These computer readable program instructions may be provided to a processor of a general purpose computer, special purpose computer, or other programmable data processing apparatus to produce a machine, such that the instructions, which execute via the processor of the computer or other programmable data processing apparatus, create means for implementing the functions/acts specified in the flowchart and/or block diagram block or blocks. These computer readable program instructions may also be stored in a computer readable storage medium that can direct a computer, a programmable data processing apparatus, and/or other devices to function in a particular manner, such that the computer readable storage medium having instructions stored therein comprises an article of manufacture including instructions which implement aspects of the function/act specified in the flowchart and/or block diagram block or blocks.
The computer readable program instructions may also be loaded onto a computer, other programmable data processing apparatus, or other device to cause a series of operational steps to be performed on the computer, other programmable apparatus or other device to produce a computer implemented process, such that the instructions which execute on the computer, other programmable apparatus, or other device implement the functions/acts specified in the flowchart and/or block diagram block or blocks.
The flowchart and block diagrams in the Figures illustrate the architecture, functionality, and operation of possible implementations of systems, methods and computer program products according to various embodiments of the present invention. In this regard, each block in the flowchart or block diagrams may represent a module, segment, or portion of code, which comprises one or more executable instructions for implementing the specified logical function(s). It should also be noted that, in some alternative implementations, the functions noted in the block may occur out of the order noted in the figures. For example, two blocks shown in succession may, in fact, be executed substantially concurrently, or the blocks may sometimes be executed in the reverse order, depending upon the functionality involved. It will also be noted that each block of the block diagrams and/or flowchart illustration, and combinations of blocks in the block diagrams and/or flowchart illustration, can be implemented by special purpose hardware-based systems that perform the specified functions or acts, or combinations of special purpose hardware and computer instructions.

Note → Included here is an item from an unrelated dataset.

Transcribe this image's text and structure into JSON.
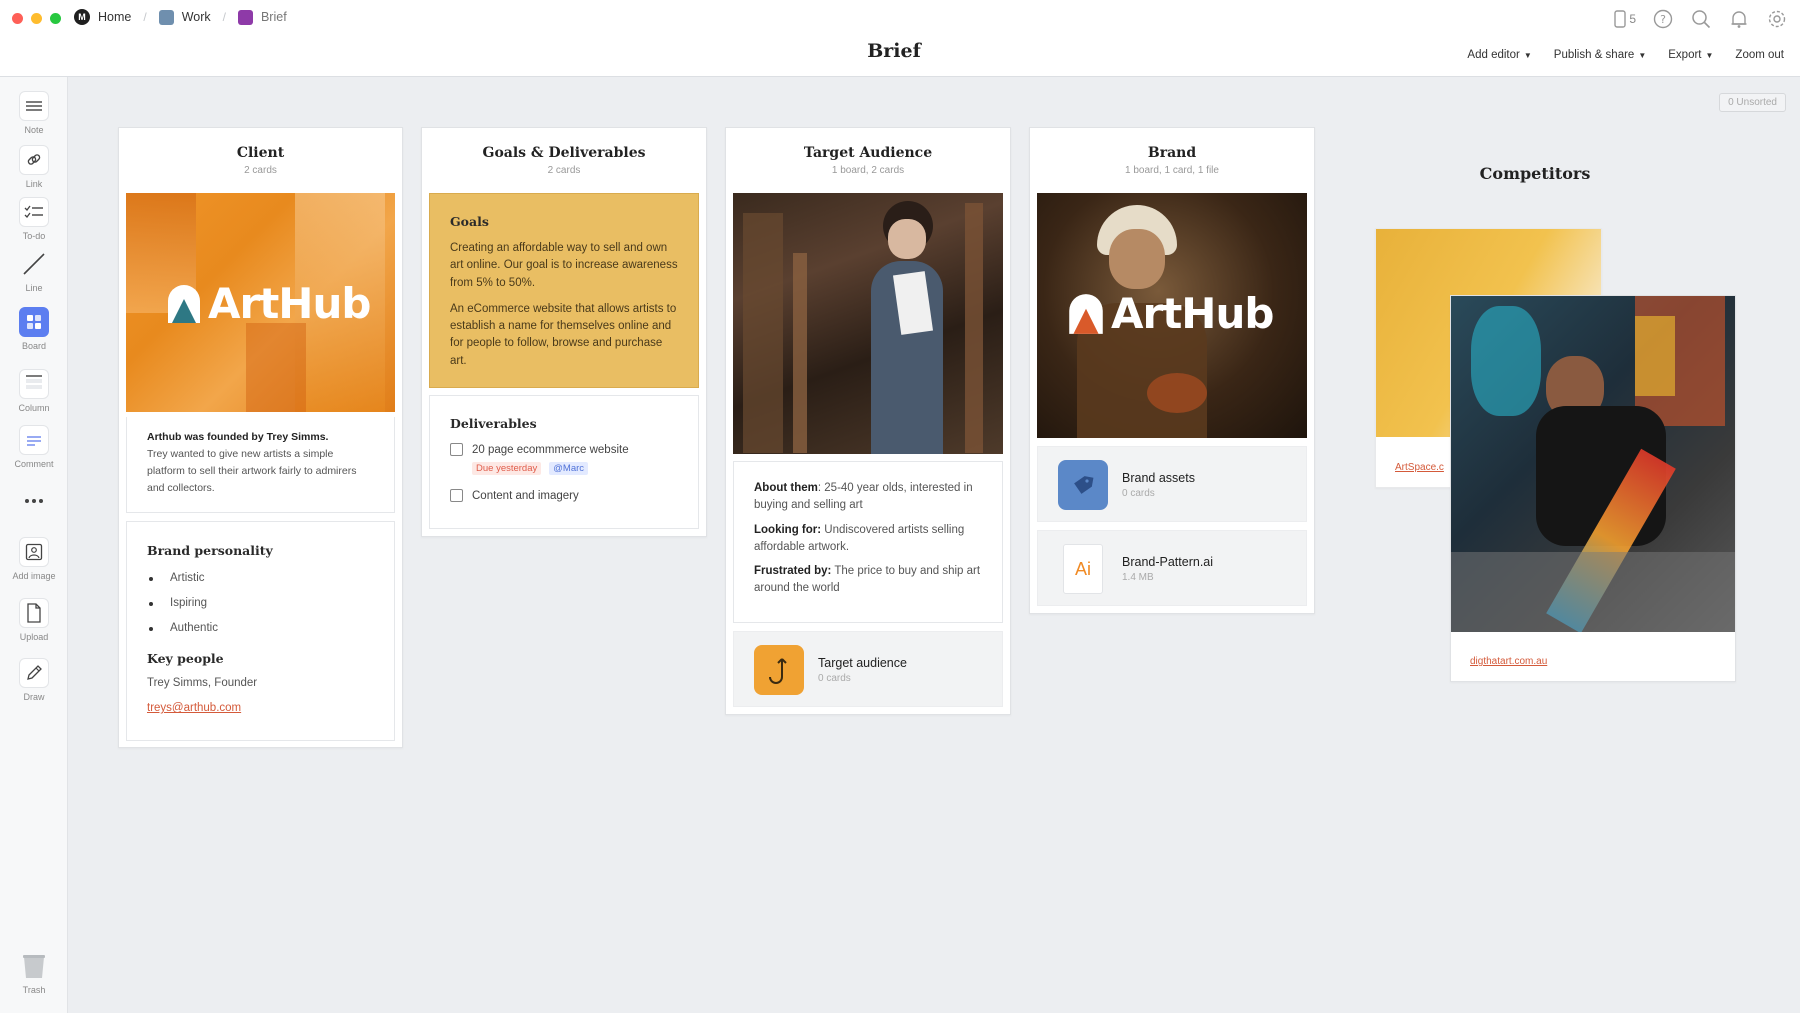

The descriptions of the various embodiments of the present invention have been presented for purposes of illustration but are not intended to be exhaustive or limited to the embodiments disclosed. Many modifications and variations will be apparent to those of ordinary skill in the art without departing from the scope and spirit of the described embodiments. The terminology used herein was chosen to best explain the principles of the embodiments, the practical application or technical improvement over technologies found in the marketplace, or to enable others of ordinary skill in the art to understand the embodiments disclosed herein.